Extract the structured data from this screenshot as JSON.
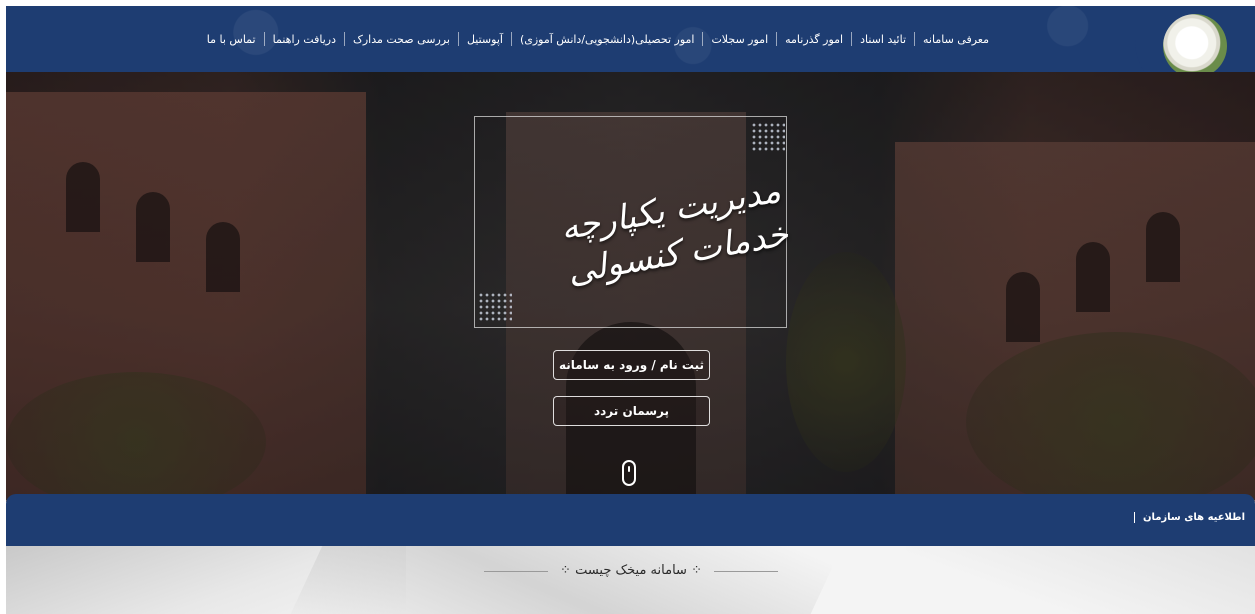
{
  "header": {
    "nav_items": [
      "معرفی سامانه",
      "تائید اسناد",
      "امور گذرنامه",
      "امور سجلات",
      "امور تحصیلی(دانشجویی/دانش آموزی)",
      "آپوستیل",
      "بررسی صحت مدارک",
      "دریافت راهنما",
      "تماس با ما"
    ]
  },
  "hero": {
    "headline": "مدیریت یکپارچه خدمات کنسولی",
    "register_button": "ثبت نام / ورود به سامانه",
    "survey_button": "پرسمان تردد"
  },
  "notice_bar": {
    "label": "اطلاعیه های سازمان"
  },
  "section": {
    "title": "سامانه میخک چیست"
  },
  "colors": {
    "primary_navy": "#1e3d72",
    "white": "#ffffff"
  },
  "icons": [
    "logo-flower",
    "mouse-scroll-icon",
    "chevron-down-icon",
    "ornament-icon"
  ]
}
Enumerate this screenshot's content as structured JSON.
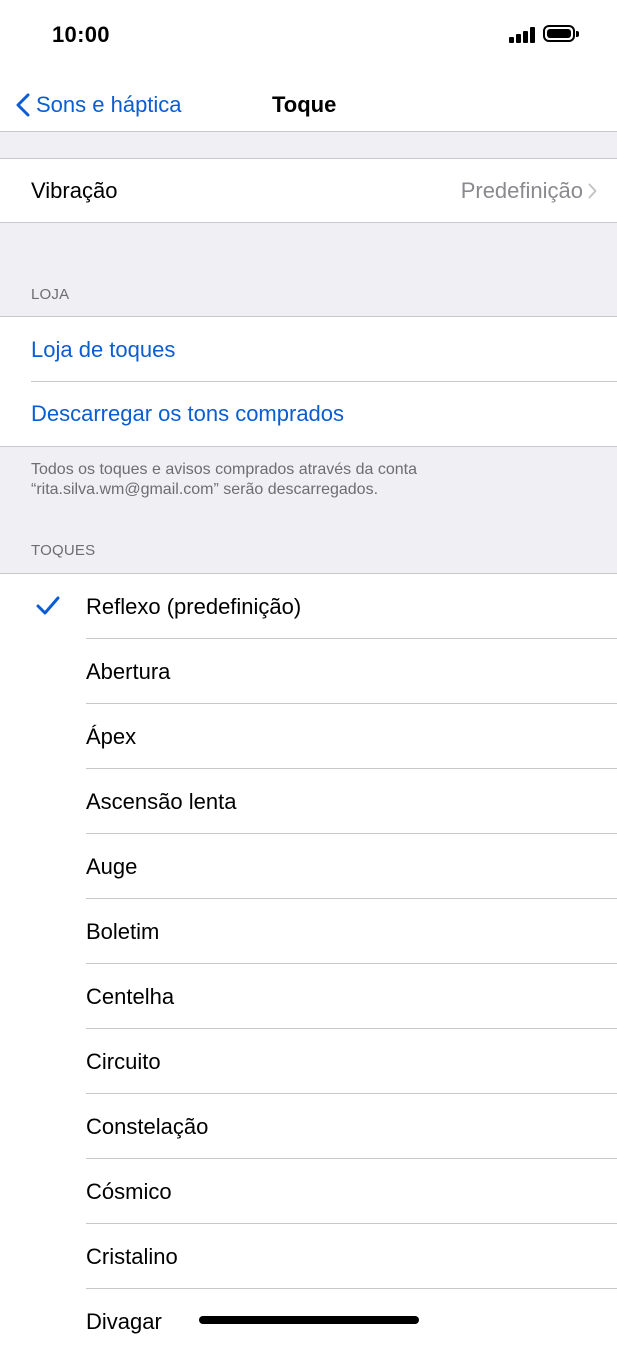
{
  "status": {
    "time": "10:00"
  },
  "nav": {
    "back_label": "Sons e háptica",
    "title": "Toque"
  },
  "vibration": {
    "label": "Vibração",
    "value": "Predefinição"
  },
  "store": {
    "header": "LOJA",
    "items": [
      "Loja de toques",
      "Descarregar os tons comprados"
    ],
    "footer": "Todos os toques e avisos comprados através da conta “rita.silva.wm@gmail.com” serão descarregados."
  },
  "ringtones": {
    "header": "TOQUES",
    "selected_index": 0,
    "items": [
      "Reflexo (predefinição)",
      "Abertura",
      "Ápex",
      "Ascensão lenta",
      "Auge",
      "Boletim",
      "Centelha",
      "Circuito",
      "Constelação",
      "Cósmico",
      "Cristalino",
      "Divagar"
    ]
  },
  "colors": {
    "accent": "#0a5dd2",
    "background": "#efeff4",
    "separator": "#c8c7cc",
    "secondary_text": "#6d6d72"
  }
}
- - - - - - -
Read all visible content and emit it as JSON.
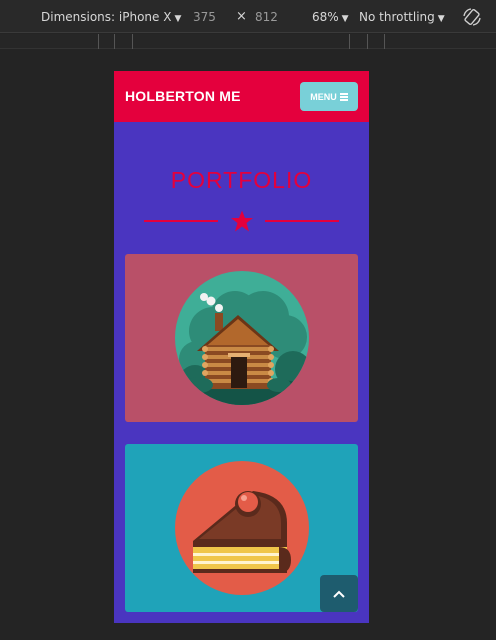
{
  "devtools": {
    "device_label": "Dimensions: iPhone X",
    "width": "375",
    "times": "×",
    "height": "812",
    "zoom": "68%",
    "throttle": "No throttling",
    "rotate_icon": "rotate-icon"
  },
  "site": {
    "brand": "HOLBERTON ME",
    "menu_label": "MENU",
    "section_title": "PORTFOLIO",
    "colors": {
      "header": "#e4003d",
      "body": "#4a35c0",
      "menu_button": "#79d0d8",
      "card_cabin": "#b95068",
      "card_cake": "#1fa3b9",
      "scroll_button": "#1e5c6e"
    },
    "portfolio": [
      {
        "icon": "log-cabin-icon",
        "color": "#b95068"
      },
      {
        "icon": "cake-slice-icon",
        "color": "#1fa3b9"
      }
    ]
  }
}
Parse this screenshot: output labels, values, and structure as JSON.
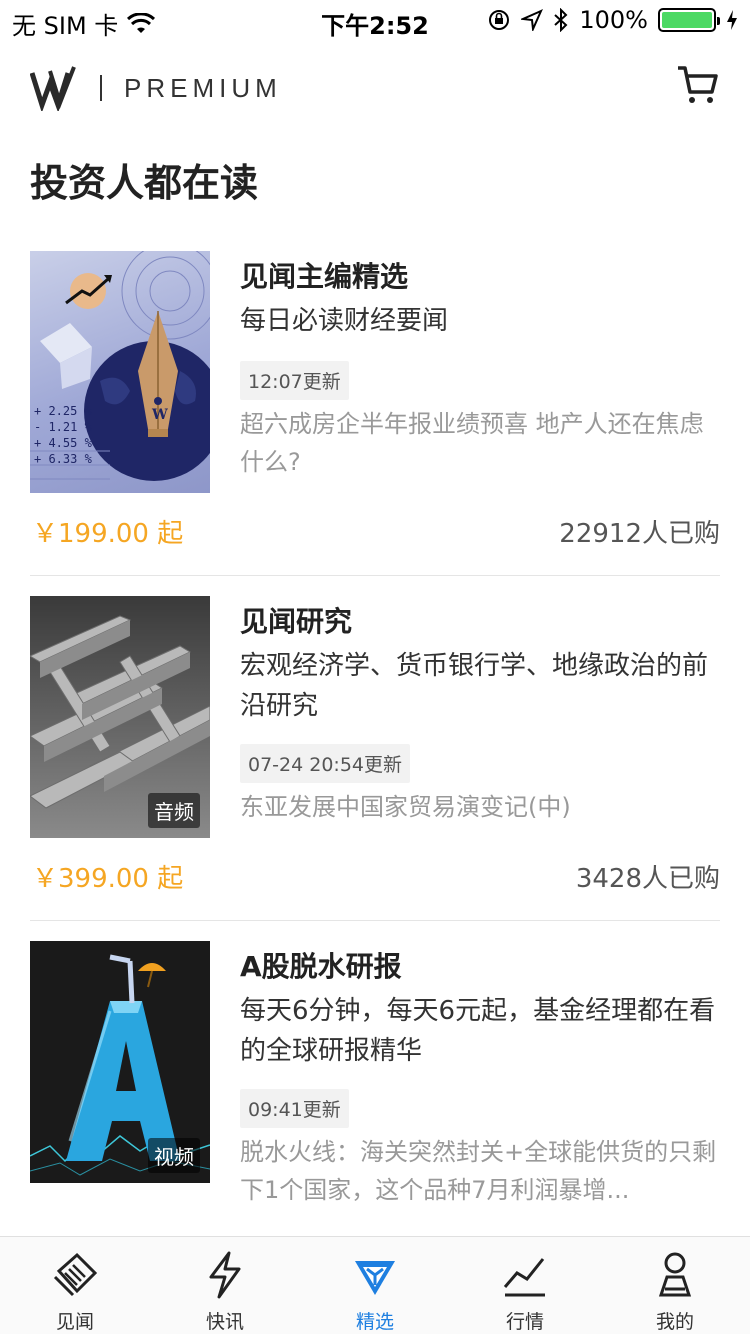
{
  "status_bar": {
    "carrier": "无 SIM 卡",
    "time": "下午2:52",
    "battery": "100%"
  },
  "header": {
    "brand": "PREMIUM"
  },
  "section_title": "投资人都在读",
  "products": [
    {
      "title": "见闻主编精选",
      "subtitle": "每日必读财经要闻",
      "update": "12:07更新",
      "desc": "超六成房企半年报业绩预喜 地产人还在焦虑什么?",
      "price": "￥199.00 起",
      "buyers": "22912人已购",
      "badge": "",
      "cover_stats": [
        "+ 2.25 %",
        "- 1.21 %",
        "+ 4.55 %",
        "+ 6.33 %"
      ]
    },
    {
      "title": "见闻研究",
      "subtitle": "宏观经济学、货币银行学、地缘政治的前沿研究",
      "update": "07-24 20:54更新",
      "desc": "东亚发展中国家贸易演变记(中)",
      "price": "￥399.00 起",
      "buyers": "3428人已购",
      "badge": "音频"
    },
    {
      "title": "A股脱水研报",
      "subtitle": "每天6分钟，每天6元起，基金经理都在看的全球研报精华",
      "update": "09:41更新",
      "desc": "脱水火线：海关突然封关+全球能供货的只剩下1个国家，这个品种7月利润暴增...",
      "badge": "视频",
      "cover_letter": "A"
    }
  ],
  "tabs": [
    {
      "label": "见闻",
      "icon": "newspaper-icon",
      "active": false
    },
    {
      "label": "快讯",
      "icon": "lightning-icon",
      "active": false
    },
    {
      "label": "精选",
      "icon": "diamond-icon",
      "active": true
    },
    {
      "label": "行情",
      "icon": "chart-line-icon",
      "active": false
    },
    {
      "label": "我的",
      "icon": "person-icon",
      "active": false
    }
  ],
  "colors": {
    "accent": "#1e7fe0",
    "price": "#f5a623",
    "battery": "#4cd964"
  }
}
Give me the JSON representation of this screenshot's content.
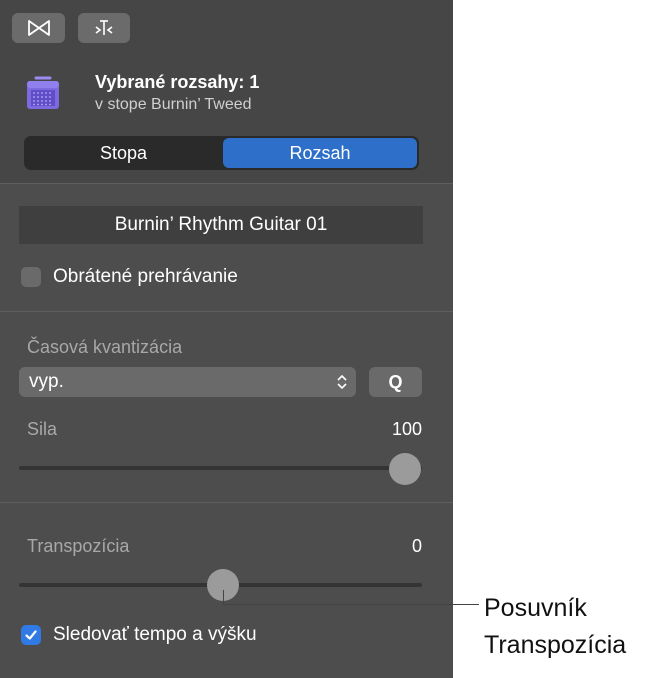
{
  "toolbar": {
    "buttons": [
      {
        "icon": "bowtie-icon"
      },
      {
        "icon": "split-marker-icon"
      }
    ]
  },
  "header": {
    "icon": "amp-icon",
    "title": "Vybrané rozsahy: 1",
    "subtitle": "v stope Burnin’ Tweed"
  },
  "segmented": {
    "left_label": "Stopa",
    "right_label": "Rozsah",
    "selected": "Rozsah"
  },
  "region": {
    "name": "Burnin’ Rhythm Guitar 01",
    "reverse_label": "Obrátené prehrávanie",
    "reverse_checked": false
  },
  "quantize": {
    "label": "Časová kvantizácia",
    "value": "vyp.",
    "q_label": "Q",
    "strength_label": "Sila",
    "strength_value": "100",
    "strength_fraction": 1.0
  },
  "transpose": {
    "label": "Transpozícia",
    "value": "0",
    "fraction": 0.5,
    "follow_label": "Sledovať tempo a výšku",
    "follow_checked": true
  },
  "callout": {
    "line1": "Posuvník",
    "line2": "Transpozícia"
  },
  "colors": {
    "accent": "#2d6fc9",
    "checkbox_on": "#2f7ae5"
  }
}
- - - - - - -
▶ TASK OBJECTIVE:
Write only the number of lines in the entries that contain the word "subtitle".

▶ EXERCISE OUTPUT:
4